When Can I be Found Guilty of Unlicensed Entry of Certain Airport Areas Criminal Trespass Charges?
The final charge that falls under the generalized crime of criminal trespass is the unlicensed entry of certain airport areas. Under NJSA 2C:18-3(a), individuals who enter into certain restricted areas of Atlantic City International Airport or any other airport in the state can face criminal charges. NJSA 2C:18-3(a) states that:
A person commits an offense if, knowing that he is not licensed or privileged to do so, he enters or surreptitiously remains in the sterile area or operational area of an airport.
Under this statute, the sterile area generally means an area in the airport that is used for security or operational purposes as defined and approved by the Transportation Security Authority (TSA), air carriers, and aircraft operators. These areas are areas where access and admittance are generally controlled where individuals may be required to pass through a screening process to gain admittance.
Generally, there are two elements the state must prove to hold an individual liable for criminal consequences. These elements are relatively similar to those set forth for standard criminal trespass. A New Jersey prosecutor must first prove that the defendant entered into or surreptitiously remained in a sterile or operational area of the airport.

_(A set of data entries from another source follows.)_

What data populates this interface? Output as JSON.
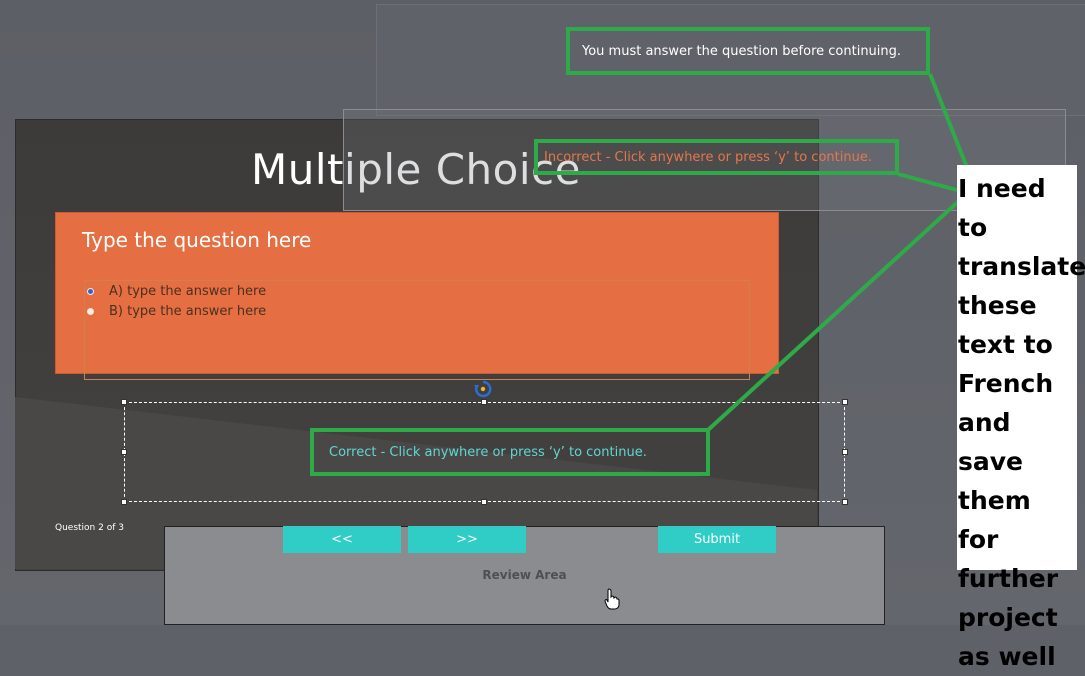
{
  "slide": {
    "title": "Multiple Choice",
    "question": "Type the question here",
    "answers": [
      {
        "label": "A) type the answer here",
        "selected": true
      },
      {
        "label": "B) type the answer here",
        "selected": false
      }
    ],
    "counter": "Question 2 of 3"
  },
  "feedback": {
    "must_answer": "You must answer the question before continuing.",
    "incorrect": "Incorrect - Click anywhere or press ‘y’ to continue.",
    "correct": "Correct - Click anywhere or press ‘y’ to continue."
  },
  "buttons": {
    "prev": "<<",
    "next": ">>",
    "submit": "Submit"
  },
  "review": {
    "label": "Review Area"
  },
  "annotation": {
    "lines": [
      "I need to",
      "translate",
      "these",
      "text to",
      "French",
      "and save",
      "them for",
      "further",
      "project",
      "as well"
    ]
  },
  "colors": {
    "highlight": "#2eaa48",
    "accent_button": "#2fcdc6",
    "question_bg": "#e56f42",
    "correct_text": "#5fd7d2",
    "incorrect_text": "#e2784d"
  }
}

Second, the prosecutor must prove that the individual took this action while having knowledge that he or she did not have authorization or a right to enter or to remain in the area.
Contact Experienced Criminal Defense Lawyers When Facing New Jersey Criminal Trespassing Charges
If you are facing criminal trespass charges, you could face serious penalties. When facing serious criminal charges, you should think twice before facing an experienced prosecutor without representation. The prosecutor will not hesitate to utilize his or her experience and your relative lack of familiarity against you.
Work with the experienced attorneys of the Law Office of John J. Zarych. Our founding attorney has more than 35 years of practical criminal defense experience that he can use to stand up to the charges you face. All of our attorneys will fight aggressively and strategically on your behalf. To schedule a free and confidential legal consultation, call our firm at (609) 616-4956 or contact us online today. Our law offices are conveniently located in Atlantic City, Northfield, Wildwood, and Cape May.